| Material for the task |
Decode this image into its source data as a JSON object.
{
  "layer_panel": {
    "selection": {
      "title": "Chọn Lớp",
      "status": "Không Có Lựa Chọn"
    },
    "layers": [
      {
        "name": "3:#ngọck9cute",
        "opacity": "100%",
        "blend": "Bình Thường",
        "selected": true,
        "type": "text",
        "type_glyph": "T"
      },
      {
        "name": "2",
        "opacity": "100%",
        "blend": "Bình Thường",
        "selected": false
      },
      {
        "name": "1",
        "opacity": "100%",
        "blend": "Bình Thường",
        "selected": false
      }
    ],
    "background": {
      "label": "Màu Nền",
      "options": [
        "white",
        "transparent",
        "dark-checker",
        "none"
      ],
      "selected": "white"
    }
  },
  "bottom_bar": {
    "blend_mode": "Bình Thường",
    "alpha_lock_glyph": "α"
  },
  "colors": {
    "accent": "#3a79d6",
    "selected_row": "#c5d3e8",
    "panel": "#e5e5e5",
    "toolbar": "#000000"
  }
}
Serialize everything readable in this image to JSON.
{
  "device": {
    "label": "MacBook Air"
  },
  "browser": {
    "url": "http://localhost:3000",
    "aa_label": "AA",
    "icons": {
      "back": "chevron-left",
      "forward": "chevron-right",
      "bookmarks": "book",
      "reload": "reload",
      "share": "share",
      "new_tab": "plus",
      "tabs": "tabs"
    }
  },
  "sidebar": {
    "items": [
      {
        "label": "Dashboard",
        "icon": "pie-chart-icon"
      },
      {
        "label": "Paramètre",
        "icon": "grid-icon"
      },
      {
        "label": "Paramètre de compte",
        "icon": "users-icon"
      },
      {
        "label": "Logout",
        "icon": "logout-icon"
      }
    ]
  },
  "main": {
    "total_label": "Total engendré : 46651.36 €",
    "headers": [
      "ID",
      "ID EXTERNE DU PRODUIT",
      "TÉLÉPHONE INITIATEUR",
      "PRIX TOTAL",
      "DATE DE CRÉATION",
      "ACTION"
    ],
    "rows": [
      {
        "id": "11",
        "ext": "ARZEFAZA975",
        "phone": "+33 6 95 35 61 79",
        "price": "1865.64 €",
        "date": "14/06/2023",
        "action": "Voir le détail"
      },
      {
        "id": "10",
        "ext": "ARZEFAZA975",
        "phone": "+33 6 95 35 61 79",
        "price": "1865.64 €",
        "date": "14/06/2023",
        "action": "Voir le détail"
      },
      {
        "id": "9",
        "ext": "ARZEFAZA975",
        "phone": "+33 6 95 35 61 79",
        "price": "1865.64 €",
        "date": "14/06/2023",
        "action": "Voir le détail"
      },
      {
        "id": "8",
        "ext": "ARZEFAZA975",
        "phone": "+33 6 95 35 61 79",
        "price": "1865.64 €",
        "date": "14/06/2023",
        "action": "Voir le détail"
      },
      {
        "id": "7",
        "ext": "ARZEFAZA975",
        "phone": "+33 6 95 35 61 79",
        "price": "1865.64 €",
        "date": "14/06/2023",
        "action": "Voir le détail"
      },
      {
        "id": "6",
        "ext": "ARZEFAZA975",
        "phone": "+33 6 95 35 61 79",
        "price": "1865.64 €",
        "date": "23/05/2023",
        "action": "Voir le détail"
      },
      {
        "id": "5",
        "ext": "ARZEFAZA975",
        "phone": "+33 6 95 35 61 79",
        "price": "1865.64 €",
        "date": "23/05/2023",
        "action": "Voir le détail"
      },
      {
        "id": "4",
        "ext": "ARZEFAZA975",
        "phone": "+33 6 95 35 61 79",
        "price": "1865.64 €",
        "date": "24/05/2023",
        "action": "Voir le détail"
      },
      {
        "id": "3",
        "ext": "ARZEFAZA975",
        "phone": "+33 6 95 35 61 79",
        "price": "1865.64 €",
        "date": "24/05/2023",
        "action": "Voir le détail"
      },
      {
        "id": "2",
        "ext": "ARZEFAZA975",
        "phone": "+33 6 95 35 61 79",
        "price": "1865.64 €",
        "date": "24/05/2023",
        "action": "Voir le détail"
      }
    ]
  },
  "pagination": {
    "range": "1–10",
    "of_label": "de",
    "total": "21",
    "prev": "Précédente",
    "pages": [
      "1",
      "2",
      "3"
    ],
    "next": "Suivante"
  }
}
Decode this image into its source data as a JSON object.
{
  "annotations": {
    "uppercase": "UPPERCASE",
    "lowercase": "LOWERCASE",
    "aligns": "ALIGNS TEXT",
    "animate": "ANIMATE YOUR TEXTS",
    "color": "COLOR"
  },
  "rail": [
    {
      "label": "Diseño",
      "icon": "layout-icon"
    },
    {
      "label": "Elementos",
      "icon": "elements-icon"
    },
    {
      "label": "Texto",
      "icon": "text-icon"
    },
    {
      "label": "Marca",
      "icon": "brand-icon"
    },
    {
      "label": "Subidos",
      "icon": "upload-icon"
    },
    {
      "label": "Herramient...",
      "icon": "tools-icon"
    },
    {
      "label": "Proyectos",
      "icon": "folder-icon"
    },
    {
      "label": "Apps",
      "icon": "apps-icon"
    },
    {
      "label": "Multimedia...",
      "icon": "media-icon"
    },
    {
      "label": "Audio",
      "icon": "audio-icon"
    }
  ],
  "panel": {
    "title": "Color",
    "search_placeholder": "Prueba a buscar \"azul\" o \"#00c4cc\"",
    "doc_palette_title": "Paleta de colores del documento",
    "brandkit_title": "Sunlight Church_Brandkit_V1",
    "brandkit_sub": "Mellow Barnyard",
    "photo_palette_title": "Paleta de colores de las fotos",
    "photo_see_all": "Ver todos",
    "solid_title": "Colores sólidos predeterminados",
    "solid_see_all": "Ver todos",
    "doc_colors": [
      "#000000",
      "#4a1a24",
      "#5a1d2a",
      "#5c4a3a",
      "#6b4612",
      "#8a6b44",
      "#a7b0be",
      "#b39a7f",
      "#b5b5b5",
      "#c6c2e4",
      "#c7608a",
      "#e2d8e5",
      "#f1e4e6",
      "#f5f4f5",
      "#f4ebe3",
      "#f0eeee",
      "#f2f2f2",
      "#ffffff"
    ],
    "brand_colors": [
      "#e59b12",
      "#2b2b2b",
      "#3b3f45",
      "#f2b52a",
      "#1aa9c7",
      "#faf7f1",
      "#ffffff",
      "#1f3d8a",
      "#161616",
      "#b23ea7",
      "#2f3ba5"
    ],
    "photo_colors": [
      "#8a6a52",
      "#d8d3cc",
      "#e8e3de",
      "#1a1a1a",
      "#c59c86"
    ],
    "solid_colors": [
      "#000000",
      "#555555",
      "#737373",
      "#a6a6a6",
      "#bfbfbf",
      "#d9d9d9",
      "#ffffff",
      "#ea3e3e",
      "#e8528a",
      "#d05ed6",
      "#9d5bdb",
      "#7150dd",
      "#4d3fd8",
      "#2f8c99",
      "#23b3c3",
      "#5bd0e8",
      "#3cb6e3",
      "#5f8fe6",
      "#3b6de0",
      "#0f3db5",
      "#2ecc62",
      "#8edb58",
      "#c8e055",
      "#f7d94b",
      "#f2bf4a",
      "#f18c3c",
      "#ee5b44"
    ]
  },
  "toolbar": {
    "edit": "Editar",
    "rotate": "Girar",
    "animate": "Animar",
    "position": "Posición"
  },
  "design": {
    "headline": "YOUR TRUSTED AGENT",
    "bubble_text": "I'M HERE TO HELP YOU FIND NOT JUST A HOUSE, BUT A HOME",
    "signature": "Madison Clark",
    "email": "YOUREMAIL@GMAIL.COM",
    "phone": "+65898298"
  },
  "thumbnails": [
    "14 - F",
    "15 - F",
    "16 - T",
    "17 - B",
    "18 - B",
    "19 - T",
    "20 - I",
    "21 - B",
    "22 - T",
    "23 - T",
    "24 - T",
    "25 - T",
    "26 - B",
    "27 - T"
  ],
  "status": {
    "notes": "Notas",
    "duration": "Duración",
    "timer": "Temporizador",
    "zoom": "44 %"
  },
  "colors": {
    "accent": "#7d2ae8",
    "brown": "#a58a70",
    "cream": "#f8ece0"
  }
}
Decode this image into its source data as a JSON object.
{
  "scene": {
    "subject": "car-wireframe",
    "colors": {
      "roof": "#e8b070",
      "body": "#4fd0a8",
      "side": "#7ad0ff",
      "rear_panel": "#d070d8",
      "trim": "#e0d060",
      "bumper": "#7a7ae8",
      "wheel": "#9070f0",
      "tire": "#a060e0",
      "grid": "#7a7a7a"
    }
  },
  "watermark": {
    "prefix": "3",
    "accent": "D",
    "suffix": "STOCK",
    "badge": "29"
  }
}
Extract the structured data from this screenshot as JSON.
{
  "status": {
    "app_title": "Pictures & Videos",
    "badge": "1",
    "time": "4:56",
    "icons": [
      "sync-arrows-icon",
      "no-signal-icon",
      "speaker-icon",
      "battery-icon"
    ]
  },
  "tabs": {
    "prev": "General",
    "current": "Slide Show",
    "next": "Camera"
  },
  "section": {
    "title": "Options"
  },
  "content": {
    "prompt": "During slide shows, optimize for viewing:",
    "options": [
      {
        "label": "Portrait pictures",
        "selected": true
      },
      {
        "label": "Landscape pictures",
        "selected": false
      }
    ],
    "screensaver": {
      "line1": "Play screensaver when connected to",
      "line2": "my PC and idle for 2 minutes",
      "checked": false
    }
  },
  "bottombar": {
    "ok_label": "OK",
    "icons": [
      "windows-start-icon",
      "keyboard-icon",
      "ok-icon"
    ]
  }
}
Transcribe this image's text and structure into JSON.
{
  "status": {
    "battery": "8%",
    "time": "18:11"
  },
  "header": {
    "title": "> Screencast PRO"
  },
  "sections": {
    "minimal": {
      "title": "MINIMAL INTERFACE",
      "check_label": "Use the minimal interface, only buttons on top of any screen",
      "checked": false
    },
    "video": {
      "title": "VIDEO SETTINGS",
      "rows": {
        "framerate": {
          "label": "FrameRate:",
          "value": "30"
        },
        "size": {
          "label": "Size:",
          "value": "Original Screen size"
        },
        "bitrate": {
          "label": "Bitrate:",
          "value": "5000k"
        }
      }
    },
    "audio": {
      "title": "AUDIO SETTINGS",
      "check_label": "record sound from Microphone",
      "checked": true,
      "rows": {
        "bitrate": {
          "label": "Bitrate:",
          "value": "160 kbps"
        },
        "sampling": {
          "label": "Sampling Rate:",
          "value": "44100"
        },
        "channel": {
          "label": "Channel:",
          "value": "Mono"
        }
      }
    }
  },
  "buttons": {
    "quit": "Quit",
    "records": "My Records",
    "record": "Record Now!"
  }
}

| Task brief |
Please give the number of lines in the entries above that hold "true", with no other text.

| Your solution |
3